“I didn’t think there was really that much to coaching. I was like, ‘Oh you just put guys out there and they make you look good,'” Ringel said. “But there’s a lot that goes into it. From breaking down other teams and what would work against them, what doesn’t work against them. Even just setting rules and guidelines for your team to follow, not even just on-ice stuff but off-ice stuff, and just maintaining a good balance.”
At practices, Ringel’s involvement varies from day to day. He said he isn’t technically limited medically, but that Jackson keeps tabs on his activity and condition.
“Some days he’ll let me get dressed and run the mock power play,” Ringel said with a smile. “But that’s only been like three times this year.”
Despite his new role, Ringel is still just one of the guys.
A month ago, after a 6-1 loss to Ohio State, Notre Dame’s seniors called a players-only meeting. Ringel said he was present at the meeting, but didn’t relay its proceedings to the coaches.
“As much as I am a coach in title, I still feel like I’m more part of the team than the coaching staff,” he said.
After he graduates, Ringel, a finance major, said he wants to take some time off, but that coaching could be in his future.
“As much as I love the game, not playing hockey has kind of opened my eyes to a lot of other things,” he said. “The last 12 years of my life have been pretty much dedicated to it and I would like to maybe try some other things that I haven’t really done.

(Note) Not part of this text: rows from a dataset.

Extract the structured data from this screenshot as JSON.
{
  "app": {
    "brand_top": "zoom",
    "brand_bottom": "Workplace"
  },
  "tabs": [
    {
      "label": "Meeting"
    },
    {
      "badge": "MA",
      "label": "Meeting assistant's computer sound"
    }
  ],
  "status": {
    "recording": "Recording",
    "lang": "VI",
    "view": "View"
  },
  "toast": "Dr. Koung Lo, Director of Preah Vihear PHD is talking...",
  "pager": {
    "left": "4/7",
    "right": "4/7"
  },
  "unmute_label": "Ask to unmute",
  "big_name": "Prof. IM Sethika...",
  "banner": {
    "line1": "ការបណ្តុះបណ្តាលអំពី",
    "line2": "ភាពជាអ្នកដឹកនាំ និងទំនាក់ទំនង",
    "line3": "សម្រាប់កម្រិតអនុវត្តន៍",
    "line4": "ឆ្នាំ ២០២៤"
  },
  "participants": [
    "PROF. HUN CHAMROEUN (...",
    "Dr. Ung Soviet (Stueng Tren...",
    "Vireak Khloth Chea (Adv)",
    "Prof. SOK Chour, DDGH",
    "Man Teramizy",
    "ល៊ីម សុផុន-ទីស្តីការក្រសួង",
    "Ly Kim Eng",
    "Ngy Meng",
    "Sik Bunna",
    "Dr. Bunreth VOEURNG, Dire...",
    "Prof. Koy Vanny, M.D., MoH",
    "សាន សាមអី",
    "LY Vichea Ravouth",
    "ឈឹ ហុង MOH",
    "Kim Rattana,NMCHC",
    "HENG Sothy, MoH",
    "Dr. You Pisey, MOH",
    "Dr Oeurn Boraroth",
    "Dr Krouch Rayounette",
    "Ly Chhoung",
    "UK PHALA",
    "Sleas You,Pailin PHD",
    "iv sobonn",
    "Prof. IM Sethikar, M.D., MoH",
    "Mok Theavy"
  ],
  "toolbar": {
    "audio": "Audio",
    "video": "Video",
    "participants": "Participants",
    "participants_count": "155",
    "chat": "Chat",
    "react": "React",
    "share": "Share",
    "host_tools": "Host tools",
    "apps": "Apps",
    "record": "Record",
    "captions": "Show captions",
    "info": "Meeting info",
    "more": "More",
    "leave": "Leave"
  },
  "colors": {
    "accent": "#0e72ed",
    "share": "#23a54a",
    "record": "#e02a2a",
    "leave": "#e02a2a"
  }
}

I know that if that doesn’t work out for me I could always come back to coaching in the future.”
Ringel said he still feels the lingering effects of his concussion today, and said he gets headaches occasionally when he gets his heart rate up. But when asked if he felt any resentment towards the Miami player that ended his career, he just chalked it up to being a part of the sport he still loves.
“You can’t be mad about it,” he said. “Everyone’s hit someone in an awkward position, everyone’s been hit. My case is just one of those things where I didn’t recover from it and you can’t do anything about it, you just kind of go with it.”